__Your objective__
Throughout the material below, count the lines that include the string "JSON", then report only the resulting number.
=== Excerpted data ===
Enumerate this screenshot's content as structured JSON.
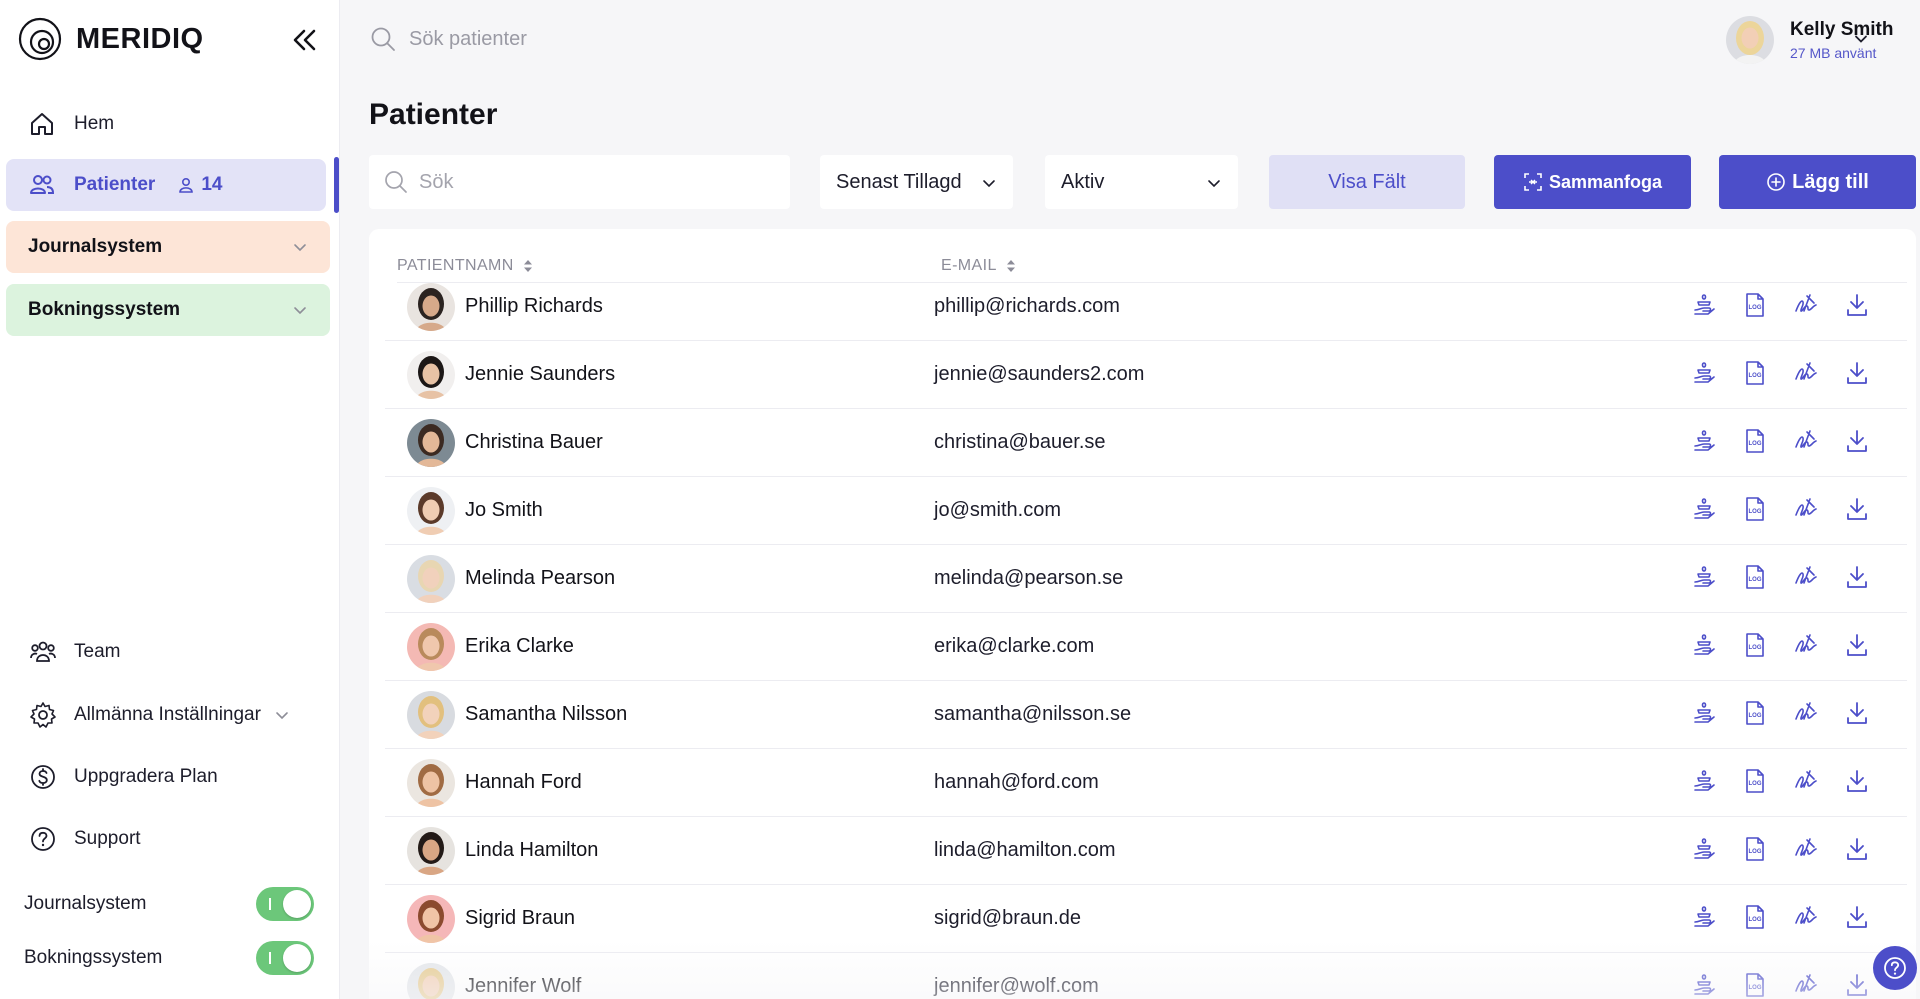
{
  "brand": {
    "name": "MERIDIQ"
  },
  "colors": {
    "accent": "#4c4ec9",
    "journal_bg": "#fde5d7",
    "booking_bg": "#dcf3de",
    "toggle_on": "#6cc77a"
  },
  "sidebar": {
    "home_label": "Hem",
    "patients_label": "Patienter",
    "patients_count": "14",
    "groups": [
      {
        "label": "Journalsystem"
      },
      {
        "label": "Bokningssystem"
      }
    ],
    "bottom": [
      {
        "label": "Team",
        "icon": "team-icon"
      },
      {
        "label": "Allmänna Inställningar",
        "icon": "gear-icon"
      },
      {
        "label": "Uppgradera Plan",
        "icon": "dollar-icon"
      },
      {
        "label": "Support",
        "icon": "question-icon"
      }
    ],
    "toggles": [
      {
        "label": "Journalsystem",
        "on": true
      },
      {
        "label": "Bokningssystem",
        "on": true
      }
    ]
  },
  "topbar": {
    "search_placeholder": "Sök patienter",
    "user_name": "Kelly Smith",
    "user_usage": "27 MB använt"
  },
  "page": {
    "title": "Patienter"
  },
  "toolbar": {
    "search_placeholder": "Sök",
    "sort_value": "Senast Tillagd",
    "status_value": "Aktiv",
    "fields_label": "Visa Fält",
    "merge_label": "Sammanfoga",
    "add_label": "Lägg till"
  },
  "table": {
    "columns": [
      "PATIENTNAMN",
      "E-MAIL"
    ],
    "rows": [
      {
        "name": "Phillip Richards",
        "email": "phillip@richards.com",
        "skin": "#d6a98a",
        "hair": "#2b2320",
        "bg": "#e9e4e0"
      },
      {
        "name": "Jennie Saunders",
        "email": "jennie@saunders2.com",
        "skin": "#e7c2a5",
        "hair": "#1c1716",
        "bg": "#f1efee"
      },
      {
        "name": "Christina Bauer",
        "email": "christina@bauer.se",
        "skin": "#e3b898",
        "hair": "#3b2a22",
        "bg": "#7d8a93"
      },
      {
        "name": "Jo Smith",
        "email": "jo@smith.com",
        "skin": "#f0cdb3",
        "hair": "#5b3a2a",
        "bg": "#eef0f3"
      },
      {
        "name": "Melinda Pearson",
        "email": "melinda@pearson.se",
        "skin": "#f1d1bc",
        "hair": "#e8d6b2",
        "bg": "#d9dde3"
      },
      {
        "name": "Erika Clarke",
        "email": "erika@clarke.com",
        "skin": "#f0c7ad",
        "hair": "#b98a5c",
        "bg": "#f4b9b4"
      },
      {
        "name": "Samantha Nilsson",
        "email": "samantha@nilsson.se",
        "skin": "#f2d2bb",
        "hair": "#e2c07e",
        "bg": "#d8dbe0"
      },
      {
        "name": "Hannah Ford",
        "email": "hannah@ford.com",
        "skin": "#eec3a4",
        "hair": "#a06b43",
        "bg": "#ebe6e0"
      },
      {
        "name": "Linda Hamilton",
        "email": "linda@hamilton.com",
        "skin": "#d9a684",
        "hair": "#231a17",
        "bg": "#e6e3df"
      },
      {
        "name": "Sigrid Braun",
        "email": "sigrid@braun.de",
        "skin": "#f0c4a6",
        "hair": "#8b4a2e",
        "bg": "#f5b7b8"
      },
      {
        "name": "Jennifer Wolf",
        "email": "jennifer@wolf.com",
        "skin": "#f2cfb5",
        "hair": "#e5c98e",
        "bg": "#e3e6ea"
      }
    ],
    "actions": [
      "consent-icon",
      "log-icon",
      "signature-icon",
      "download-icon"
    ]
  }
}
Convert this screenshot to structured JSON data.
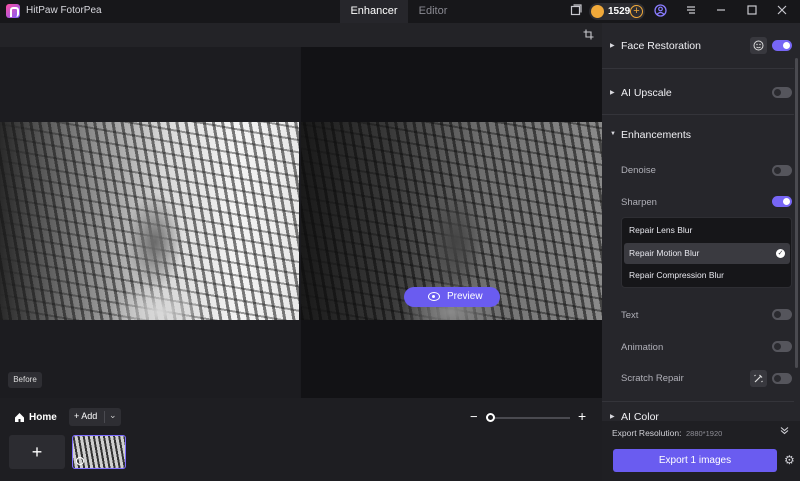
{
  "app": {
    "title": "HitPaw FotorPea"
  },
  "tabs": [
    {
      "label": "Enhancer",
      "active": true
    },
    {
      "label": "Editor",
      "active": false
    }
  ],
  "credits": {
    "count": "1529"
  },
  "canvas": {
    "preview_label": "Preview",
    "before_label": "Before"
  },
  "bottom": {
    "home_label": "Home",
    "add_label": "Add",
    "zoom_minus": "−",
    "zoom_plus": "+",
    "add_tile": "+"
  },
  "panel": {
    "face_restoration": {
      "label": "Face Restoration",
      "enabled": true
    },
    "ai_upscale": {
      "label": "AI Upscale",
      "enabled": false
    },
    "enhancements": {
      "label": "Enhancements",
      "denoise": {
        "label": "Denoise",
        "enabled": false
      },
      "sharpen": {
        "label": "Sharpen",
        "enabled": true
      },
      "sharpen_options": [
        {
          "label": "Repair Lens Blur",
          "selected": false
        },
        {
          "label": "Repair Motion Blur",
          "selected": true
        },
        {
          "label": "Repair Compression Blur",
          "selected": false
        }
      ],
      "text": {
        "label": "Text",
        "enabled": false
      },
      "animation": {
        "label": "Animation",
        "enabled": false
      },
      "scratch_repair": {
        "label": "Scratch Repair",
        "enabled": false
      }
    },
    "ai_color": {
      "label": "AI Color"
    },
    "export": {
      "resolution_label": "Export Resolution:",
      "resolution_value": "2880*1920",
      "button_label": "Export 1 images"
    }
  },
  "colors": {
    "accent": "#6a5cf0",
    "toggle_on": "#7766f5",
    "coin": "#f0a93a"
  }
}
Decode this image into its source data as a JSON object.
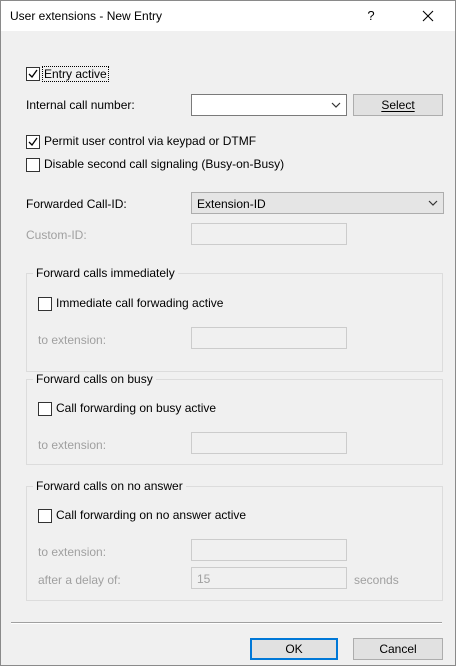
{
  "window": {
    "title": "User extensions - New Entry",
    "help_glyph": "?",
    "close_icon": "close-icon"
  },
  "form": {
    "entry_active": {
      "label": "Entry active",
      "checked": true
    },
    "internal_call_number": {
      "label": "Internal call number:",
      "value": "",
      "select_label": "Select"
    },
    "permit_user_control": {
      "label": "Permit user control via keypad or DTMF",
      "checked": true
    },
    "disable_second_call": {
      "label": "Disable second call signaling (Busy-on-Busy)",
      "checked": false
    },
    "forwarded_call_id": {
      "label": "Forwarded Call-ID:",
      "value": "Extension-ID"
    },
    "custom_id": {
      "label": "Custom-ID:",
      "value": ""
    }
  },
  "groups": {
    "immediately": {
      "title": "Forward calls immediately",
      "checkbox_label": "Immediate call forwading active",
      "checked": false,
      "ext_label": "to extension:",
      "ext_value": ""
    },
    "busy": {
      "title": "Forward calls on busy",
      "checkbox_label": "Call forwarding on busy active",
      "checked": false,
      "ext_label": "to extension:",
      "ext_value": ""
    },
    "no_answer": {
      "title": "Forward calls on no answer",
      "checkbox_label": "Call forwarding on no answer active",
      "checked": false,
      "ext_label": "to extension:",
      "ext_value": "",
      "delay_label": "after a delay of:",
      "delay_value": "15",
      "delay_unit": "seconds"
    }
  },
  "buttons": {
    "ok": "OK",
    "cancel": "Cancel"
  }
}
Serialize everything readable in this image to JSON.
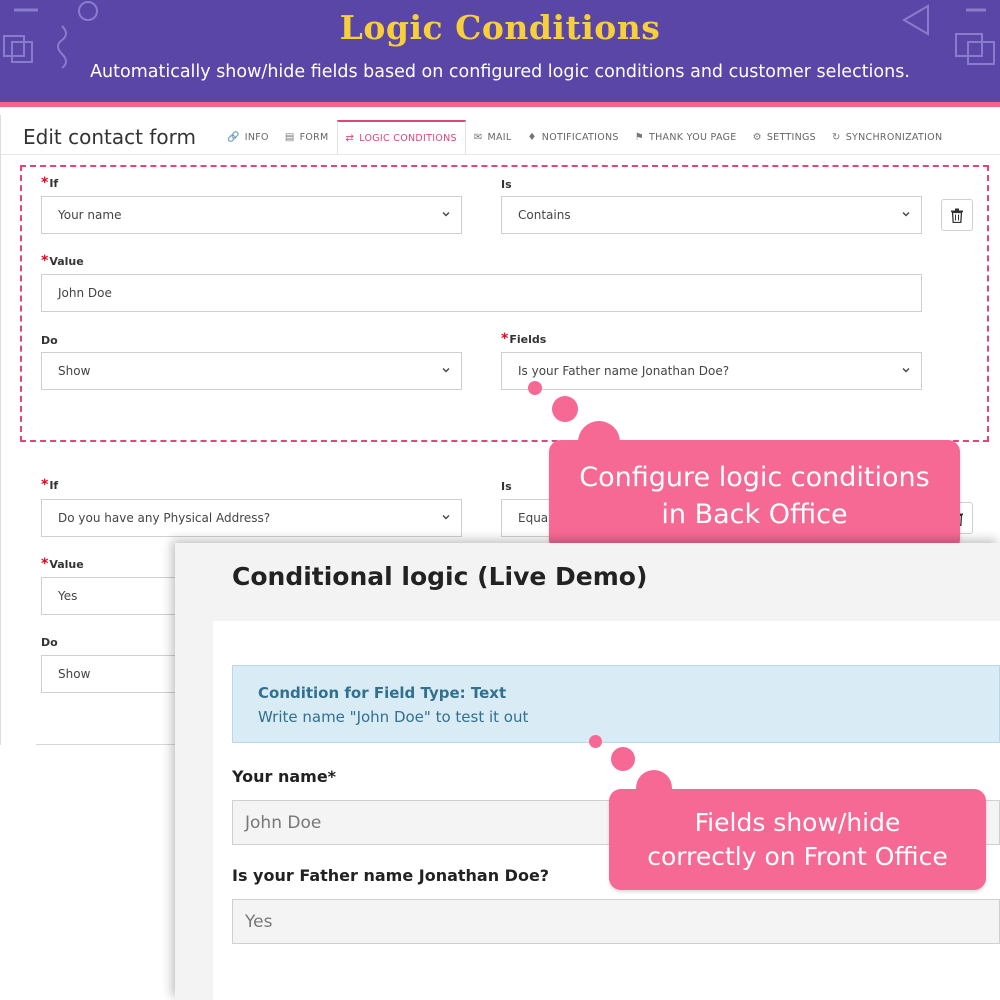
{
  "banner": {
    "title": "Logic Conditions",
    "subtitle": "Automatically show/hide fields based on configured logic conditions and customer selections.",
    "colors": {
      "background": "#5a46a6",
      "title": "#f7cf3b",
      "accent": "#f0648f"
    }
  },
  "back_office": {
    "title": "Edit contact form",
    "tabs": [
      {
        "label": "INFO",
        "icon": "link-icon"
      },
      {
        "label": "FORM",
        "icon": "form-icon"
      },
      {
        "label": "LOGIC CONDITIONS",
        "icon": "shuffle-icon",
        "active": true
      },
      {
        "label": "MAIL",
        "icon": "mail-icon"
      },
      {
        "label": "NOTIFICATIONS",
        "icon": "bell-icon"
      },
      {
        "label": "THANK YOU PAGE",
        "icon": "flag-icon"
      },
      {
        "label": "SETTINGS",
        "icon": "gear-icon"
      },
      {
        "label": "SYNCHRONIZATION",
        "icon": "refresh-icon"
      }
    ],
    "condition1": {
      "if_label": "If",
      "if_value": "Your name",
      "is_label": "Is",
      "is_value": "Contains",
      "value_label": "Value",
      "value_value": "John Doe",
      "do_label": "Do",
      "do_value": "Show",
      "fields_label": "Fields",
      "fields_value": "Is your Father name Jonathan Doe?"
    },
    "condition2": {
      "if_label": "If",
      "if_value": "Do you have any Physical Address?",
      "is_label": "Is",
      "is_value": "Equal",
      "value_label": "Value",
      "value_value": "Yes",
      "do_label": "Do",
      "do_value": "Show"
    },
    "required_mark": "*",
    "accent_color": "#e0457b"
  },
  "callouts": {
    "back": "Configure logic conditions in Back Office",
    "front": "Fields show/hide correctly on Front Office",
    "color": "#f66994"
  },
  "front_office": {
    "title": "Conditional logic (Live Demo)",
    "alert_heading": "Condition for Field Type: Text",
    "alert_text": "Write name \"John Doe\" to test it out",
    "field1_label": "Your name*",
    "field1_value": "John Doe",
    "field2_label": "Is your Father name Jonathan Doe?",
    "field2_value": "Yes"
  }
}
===
__Output below__
4